I was blown away at how fast the HP ZBook Power G8 imported and exported images with Capture One. Importing from the camera instead of a card reader was a bit awkward, so I imported to the hard drive first, which was relatively quick. After opening Capture One, thumbnails were generated quickly. Then, once I pulled in the files, building the previews seemed rapid-fire. The laptop imported 256 images to Capture One from the hard drive in under a minute, building previews in only about three or four minutes. Local edits like the heal tool had only the slightest delay, even with several spots on one image. That’s pretty good considering the Power isn’t even the most expensive HP laptop out there.

Similarly, the laptop seems perfectly capable of multi-tasking. I downloaded internet files while working in Capture One and browsing the web. While modern programs and even the internet are getting more data-intense, the 64 GB of RAM is plenty.

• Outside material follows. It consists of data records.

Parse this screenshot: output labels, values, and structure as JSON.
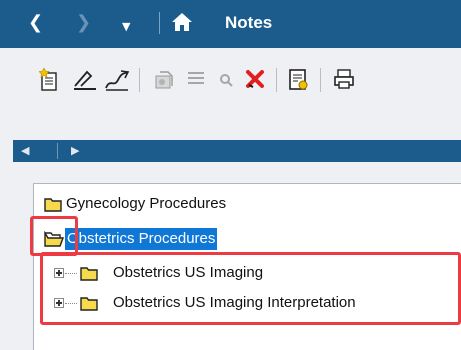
{
  "window": {
    "title": "Notes",
    "nav": {
      "back": "❮",
      "forward": "❯",
      "menu": "▼"
    }
  },
  "toolbar": {
    "icons": [
      "new-note-icon",
      "sign-icon",
      "forward-sign-icon",
      "attach-icon",
      "list-icon",
      "search-icon",
      "delete-icon",
      "document-icon",
      "print-icon"
    ]
  },
  "tab_scroller": {
    "left": "◀",
    "right": "▶"
  },
  "tree": {
    "items": [
      {
        "label": "Gynecology Procedures",
        "level": 0,
        "state": "closed"
      },
      {
        "label": "Obstetrics Procedures",
        "level": 0,
        "state": "open",
        "selected": true
      },
      {
        "label": "Obstetrics US Imaging",
        "level": 1,
        "expandable": true
      },
      {
        "label": "Obstetrics US Imaging Interpretation",
        "level": 1,
        "expandable": true
      }
    ]
  },
  "colors": {
    "title_bar": "#1c5c8c",
    "selection": "#0f78d7",
    "highlight": "#ee3a43",
    "folder": "#f7d94c"
  }
}
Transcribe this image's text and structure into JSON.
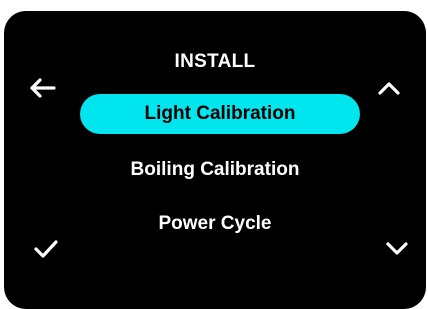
{
  "header": {
    "title": "INSTALL"
  },
  "menu": {
    "items": [
      {
        "label": "Light Calibration",
        "selected": true
      },
      {
        "label": "Boiling Calibration",
        "selected": false
      },
      {
        "label": "Power Cycle",
        "selected": false
      }
    ]
  },
  "icons": {
    "back": "arrow-left-icon",
    "up": "chevron-up-icon",
    "confirm": "check-icon",
    "down": "chevron-down-icon"
  },
  "colors": {
    "background": "#000000",
    "text": "#ffffff",
    "highlight": "#00e5ee",
    "highlight_text": "#000000"
  }
}
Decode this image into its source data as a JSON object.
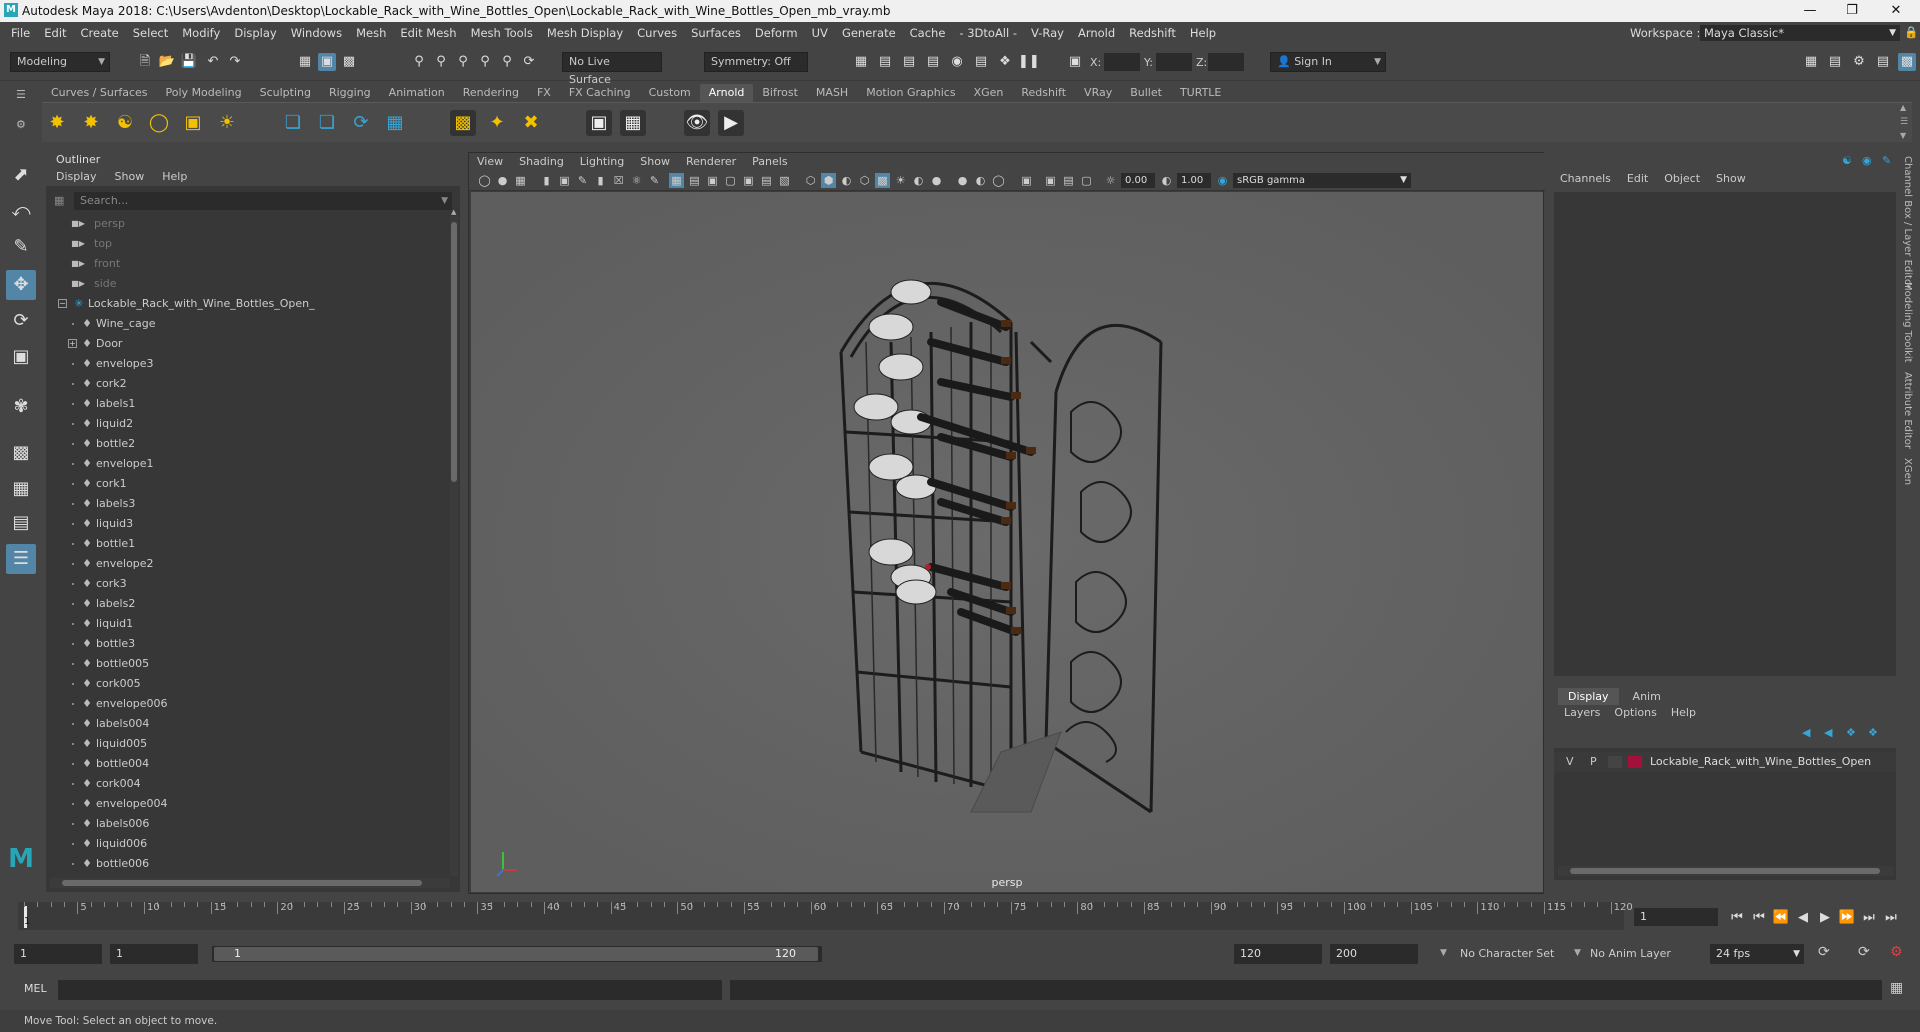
{
  "window": {
    "title": "Autodesk Maya 2018: C:\\Users\\Avdenton\\Desktop\\Lockable_Rack_with_Wine_Bottles_Open\\Lockable_Rack_with_Wine_Bottles_Open_mb_vray.mb",
    "logo_letter": "M"
  },
  "menubar": {
    "items": [
      "File",
      "Edit",
      "Create",
      "Select",
      "Modify",
      "Display",
      "Windows",
      "Mesh",
      "Edit Mesh",
      "Mesh Tools",
      "Mesh Display",
      "Curves",
      "Surfaces",
      "Deform",
      "UV",
      "Generate",
      "Cache",
      "- 3DtoAll -",
      "V-Ray",
      "Arnold",
      "Redshift",
      "Help"
    ],
    "workspace_label": "Workspace :",
    "workspace_value": "Maya Classic*"
  },
  "statusline": {
    "mode": "Modeling",
    "live_surface": "No Live Surface",
    "symmetry": "Symmetry: Off",
    "x_label": "X:",
    "y_label": "Y:",
    "z_label": "Z:",
    "sign_in": "Sign In"
  },
  "shelf": {
    "tabs": [
      "Curves / Surfaces",
      "Poly Modeling",
      "Sculpting",
      "Rigging",
      "Animation",
      "Rendering",
      "FX",
      "FX Caching",
      "Custom",
      "Arnold",
      "Bifrost",
      "MASH",
      "Motion Graphics",
      "XGen",
      "Redshift",
      "VRay",
      "Bullet",
      "TURTLE"
    ],
    "active_tab": "Arnold"
  },
  "outliner": {
    "title": "Outliner",
    "menu": [
      "Display",
      "Show",
      "Help"
    ],
    "search_placeholder": "Search...",
    "cameras": [
      "persp",
      "top",
      "front",
      "side"
    ],
    "root": "Lockable_Rack_with_Wine_Bottles_Open_",
    "children": [
      "Wine_cage",
      "Door",
      "envelope3",
      "cork2",
      "labels1",
      "liquid2",
      "bottle2",
      "envelope1",
      "cork1",
      "labels3",
      "liquid3",
      "bottle1",
      "envelope2",
      "cork3",
      "labels2",
      "liquid1",
      "bottle3",
      "bottle005",
      "cork005",
      "envelope006",
      "labels004",
      "liquid005",
      "bottle004",
      "cork004",
      "envelope004",
      "labels006",
      "liquid006",
      "bottle006"
    ]
  },
  "viewport": {
    "menu": [
      "View",
      "Shading",
      "Lighting",
      "Show",
      "Renderer",
      "Panels"
    ],
    "exposure": "0.00",
    "gamma": "1.00",
    "colorspace": "sRGB gamma",
    "camera_label": "persp"
  },
  "channelbox": {
    "menu": [
      "Channels",
      "Edit",
      "Object",
      "Show"
    ]
  },
  "layers": {
    "tabs": [
      "Display",
      "Anim"
    ],
    "active_tab": "Display",
    "menu": [
      "Layers",
      "Options",
      "Help"
    ],
    "rows": [
      {
        "v": "V",
        "p": "P",
        "name": "Lockable_Rack_with_Wine_Bottles_Open",
        "color": "#a3103a"
      }
    ]
  },
  "sidetabs": [
    "Channel Box / Layer Editor",
    "Modeling Toolkit",
    "Attribute Editor",
    "XGen"
  ],
  "timeline": {
    "ticks": [
      "5",
      "10",
      "15",
      "20",
      "25",
      "30",
      "35",
      "40",
      "45",
      "50",
      "55",
      "60",
      "65",
      "70",
      "75",
      "80",
      "85",
      "90",
      "95",
      "100",
      "105",
      "110",
      "115",
      "120"
    ],
    "first_label": "1",
    "current_frame": "1"
  },
  "range": {
    "start": "1",
    "anim_start": "1",
    "range_start": "1",
    "range_end": "120",
    "anim_end_field": "120",
    "end_field": "200",
    "character_set": "No Character Set",
    "anim_layer": "No Anim Layer",
    "fps": "24 fps"
  },
  "commandline": {
    "mel_label": "MEL"
  },
  "helpline": {
    "text": "Move Tool: Select an object to move."
  }
}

I tested the version with 64 GB of memory and more than 1 TB of storage. Models with less memory won’t be as fast. Similarly, if you start filling up the laptop with tons of photos, it will affect the performance as well.



  • I love the anti-glare on the screen, and the colors are good too.
  • Uploads are super fast, and performance is good for multi-tasking.
  • I dropped and spilled water on this thing, and it’s still working just fine.
  • The fingerprint reader allows for faster sign-ins.


  • I hate off-center keyboards; I much prefer the tenkeyless.
  • There’s no SD card port.
  • It has a more plastic feel than my MacBook.

The HP ZBook Power G8 offers excellent performance. With 64 GB of RAM for the most decked-out model, that’s hardly surprising. The laptop breezes through uploads and building catalogs and does just fine when multitasking too. Made from partially recycled materials, it’s also pretty durable and didn’t break when dropped or even splashed. The screen is also close to print, with an anti-glare coating.

While the performance and durability are excellent the design didn’t wow me. (Besides that screen.) The keyboard and touchpad are off-center, which is awkward and tends to strain my shoulders. Outside of the fingerprint scanner and durability, there are no major innovations in the design. The biggest changes from the G7 lie in the move to the latest Intel i9 processor and updated graphics cards. It lacks an SD card.

If you love the num pad and want a durable, fast laptop that’s not going to break the bank, then the HP ZBook Power G8 is a good buy. That off-center keyboard and lack of an SD card slot, however, is going to be a deal-breaker for many — including myself. 

I’m giving the HP ZBook Power G8 four out of five stars for that performance — but I’m reserving a star for that awkward keyboard and lack of an SD card port. Want one? Check out HP or Amazon for the latest prices.

Hillary Grigonis

Hillary K. Grigonis is a photographer and tech writer based in Michigan. She shoots weddings and portraits at Hillary K Photography. A mother of three, she enjoys hiking, camping, crafting, and reading.